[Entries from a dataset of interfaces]

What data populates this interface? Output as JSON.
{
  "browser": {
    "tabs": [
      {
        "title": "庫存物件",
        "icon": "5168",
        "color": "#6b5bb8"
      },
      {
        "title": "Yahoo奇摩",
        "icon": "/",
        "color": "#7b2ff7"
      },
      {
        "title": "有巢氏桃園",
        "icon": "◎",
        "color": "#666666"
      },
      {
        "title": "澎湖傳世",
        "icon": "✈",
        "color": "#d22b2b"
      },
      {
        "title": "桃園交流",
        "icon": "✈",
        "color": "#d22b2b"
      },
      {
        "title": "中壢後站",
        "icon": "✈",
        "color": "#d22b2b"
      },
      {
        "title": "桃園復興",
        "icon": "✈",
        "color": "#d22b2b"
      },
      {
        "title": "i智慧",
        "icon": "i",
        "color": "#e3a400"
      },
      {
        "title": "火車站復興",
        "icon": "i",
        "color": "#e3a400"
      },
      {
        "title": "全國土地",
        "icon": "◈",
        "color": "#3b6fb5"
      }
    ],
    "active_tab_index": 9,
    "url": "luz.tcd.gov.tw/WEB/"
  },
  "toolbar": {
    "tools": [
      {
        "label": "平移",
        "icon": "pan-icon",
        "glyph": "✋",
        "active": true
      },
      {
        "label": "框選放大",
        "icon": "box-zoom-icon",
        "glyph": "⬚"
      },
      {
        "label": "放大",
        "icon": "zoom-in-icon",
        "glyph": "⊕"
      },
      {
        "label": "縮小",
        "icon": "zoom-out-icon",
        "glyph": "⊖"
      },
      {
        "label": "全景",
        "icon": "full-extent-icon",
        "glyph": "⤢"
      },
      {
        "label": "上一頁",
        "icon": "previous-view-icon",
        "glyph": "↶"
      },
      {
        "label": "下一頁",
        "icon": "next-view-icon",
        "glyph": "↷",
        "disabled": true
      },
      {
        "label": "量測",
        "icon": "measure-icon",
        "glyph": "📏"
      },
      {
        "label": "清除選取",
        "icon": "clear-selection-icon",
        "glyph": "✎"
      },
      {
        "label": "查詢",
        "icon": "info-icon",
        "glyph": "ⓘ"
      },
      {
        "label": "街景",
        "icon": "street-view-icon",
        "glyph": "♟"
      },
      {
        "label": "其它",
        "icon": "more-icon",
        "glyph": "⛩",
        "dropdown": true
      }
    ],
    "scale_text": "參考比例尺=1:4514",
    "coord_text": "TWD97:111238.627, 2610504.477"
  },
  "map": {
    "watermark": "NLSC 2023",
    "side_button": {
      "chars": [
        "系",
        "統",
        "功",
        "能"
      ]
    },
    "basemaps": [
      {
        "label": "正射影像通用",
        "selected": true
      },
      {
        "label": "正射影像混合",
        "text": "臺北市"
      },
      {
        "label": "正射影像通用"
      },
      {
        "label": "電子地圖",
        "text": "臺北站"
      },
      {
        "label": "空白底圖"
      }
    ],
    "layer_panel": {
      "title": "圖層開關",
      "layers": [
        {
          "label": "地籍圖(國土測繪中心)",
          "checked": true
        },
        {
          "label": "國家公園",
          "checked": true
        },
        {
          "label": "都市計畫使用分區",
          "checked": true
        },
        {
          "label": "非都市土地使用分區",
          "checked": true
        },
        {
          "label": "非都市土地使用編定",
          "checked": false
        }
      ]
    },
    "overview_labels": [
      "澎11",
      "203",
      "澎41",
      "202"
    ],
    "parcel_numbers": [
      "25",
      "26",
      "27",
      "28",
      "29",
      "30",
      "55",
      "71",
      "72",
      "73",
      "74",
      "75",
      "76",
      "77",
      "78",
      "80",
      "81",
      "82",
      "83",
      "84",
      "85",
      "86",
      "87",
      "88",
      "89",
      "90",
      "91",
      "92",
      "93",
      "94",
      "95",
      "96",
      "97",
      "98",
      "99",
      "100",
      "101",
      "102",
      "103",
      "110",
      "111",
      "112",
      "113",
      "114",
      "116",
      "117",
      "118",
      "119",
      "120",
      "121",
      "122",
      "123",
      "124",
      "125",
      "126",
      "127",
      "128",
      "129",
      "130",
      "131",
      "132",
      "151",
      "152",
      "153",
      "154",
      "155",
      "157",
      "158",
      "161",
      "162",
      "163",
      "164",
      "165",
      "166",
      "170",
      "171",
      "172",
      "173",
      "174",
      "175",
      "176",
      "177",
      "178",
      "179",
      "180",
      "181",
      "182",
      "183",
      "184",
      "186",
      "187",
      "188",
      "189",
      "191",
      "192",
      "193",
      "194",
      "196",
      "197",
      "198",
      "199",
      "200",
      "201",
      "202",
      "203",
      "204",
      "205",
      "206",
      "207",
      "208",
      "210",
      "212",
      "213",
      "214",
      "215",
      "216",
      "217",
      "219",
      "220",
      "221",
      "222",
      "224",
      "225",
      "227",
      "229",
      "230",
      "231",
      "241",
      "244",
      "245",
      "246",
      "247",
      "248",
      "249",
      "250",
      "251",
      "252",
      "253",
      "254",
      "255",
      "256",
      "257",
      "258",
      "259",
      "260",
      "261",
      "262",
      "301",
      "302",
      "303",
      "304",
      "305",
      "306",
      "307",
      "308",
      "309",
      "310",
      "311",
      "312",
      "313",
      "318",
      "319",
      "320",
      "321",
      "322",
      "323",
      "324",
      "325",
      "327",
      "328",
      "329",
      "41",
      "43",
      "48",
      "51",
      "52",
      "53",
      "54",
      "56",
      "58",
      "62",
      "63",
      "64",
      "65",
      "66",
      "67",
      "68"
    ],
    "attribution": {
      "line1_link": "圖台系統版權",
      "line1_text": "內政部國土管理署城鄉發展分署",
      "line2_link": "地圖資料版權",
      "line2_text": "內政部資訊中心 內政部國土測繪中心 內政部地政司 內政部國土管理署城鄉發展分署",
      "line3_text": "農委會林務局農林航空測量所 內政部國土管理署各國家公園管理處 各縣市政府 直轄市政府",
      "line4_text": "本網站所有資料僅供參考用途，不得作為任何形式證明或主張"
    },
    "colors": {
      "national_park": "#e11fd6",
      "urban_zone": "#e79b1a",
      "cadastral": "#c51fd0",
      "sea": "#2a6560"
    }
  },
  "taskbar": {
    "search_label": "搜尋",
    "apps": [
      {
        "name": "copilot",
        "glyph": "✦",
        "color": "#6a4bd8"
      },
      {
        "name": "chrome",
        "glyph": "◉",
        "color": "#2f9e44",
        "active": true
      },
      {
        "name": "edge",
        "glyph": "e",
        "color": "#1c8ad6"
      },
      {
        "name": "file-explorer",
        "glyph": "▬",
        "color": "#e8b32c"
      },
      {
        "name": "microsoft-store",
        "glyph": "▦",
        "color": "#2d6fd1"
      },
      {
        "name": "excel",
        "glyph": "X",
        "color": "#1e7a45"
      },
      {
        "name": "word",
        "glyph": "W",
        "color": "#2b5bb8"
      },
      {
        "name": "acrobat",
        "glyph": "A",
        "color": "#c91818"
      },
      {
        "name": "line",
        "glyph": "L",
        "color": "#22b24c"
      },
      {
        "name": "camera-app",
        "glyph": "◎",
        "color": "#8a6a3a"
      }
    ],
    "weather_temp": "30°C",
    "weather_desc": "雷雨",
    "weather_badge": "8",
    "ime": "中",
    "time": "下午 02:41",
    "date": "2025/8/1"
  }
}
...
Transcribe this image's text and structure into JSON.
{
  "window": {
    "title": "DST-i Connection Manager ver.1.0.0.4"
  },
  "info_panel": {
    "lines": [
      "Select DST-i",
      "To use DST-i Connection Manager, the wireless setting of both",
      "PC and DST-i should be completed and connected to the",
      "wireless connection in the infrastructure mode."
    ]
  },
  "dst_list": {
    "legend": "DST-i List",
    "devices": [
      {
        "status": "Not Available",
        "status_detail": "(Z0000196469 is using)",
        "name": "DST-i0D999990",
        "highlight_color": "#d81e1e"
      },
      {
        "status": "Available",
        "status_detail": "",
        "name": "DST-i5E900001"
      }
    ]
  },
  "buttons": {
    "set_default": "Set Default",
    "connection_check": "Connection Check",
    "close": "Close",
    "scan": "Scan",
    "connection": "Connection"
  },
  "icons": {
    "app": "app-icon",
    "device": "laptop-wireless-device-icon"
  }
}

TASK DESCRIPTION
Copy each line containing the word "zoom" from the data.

TASK ANSWER
        "icon": "box-zoom-icon",
        "icon": "zoom-in-icon",
        "icon": "zoom-out-icon",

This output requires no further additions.